• Work order:
Quote each record exactly, please, leaving none out.

• Supplied material:
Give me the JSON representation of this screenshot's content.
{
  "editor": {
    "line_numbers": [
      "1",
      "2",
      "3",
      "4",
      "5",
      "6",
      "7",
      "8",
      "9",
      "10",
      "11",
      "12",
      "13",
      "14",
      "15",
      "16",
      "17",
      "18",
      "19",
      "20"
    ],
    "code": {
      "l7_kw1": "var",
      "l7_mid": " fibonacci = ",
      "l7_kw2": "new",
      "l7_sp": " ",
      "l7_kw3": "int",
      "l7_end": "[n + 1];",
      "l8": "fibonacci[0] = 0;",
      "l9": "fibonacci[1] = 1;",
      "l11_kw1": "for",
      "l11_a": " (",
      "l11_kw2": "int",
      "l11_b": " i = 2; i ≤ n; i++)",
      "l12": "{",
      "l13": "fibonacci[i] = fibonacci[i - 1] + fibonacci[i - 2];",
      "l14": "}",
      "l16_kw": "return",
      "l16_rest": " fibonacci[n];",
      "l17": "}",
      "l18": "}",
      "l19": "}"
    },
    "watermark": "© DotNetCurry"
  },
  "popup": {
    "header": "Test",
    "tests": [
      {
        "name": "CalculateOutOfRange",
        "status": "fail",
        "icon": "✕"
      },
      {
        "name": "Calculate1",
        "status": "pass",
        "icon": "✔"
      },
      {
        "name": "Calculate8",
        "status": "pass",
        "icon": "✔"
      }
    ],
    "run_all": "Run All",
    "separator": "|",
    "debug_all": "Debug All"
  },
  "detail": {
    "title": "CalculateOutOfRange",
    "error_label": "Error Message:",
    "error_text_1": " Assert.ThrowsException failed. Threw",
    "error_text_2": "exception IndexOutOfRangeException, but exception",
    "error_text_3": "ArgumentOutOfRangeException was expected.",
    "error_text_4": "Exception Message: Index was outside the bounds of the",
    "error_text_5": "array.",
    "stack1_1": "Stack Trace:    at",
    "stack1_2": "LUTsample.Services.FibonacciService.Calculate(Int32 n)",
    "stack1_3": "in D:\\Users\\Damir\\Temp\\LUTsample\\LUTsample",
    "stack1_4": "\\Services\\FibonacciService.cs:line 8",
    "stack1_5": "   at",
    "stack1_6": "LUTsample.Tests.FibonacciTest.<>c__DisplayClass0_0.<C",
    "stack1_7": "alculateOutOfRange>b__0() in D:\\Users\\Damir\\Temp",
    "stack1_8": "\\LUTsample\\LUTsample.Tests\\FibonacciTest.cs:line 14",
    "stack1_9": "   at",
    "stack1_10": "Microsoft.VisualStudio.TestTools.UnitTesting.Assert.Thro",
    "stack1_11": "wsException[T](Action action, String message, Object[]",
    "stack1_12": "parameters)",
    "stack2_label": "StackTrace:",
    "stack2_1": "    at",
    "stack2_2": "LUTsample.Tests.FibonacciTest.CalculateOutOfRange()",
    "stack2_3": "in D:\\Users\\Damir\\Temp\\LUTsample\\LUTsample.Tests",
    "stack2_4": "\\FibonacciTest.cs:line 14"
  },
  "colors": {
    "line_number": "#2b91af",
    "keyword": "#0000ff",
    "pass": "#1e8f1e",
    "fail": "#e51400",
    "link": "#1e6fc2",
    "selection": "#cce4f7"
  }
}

• Exercise answer:
Give me the JSON representation of this screenshot's content.
{
  "editor": {
    "line_numbers": [
      "1",
      "2",
      "3",
      "4",
      "5",
      "6",
      "7",
      "8",
      "9",
      "10",
      "11",
      "12",
      "13",
      "14",
      "15",
      "16",
      "17",
      "18",
      "19",
      "20"
    ],
    "code": {
      "l7_kw1": "var",
      "l7_mid": " fibonacci = ",
      "l7_kw2": "new",
      "l7_sp": " ",
      "l7_kw3": "int",
      "l7_end": "[n + 1];",
      "l8": "fibonacci[0] = 0;",
      "l9": "fibonacci[1] = 1;",
      "l11_kw1": "for",
      "l11_a": " (",
      "l11_kw2": "int",
      "l11_b": " i = 2; i ≤ n; i++)",
      "l12": "{",
      "l13": "fibonacci[i] = fibonacci[i - 1] + fibonacci[i - 2];",
      "l14": "}",
      "l16_kw": "return",
      "l16_rest": " fibonacci[n];",
      "l17": "}",
      "l18": "}",
      "l19": "}"
    },
    "watermark": "© DotNetCurry"
  },
  "popup": {
    "header": "Test",
    "tests": [
      {
        "name": "CalculateOutOfRange",
        "status": "fail",
        "icon": "✕"
      },
      {
        "name": "Calculate1",
        "status": "pass",
        "icon": "✔"
      },
      {
        "name": "Calculate8",
        "status": "pass",
        "icon": "✔"
      }
    ],
    "run_all": "Run All",
    "separator": "|",
    "debug_all": "Debug All"
  },
  "detail": {
    "title": "CalculateOutOfRange",
    "error_label": "Error Message:",
    "error_text_1": " Assert.ThrowsException failed. Threw",
    "error_text_2": "exception IndexOutOfRangeException, but exception",
    "error_text_3": "ArgumentOutOfRangeException was expected.",
    "error_text_4": "Exception Message: Index was outside the bounds of the",
    "error_text_5": "array.",
    "stack1_1": "Stack Trace:    at",
    "stack1_2": "LUTsample.Services.FibonacciService.Calculate(Int32 n)",
    "stack1_3": "in D:\\Users\\Damir\\Temp\\LUTsample\\LUTsample",
    "stack1_4": "\\Services\\FibonacciService.cs:line 8",
    "stack1_5": "   at",
    "stack1_6": "LUTsample.Tests.FibonacciTest.<>c__DisplayClass0_0.<C",
    "stack1_7": "alculateOutOfRange>b__0() in D:\\Users\\Damir\\Temp",
    "stack1_8": "\\LUTsample\\LUTsample.Tests\\FibonacciTest.cs:line 14",
    "stack1_9": "   at",
    "stack1_10": "Microsoft.VisualStudio.TestTools.UnitTesting.Assert.Thro",
    "stack1_11": "wsException[T](Action action, String message, Object[]",
    "stack1_12": "parameters)",
    "stack2_label": "StackTrace:",
    "stack2_1": "    at",
    "stack2_2": "LUTsample.Tests.FibonacciTest.CalculateOutOfRange()",
    "stack2_3": "in D:\\Users\\Damir\\Temp\\LUTsample\\LUTsample.Tests",
    "stack2_4": "\\FibonacciTest.cs:line 14"
  },
  "colors": {
    "line_number": "#2b91af",
    "keyword": "#0000ff",
    "pass": "#1e8f1e",
    "fail": "#e51400",
    "link": "#1e6fc2",
    "selection": "#cce4f7"
  }
}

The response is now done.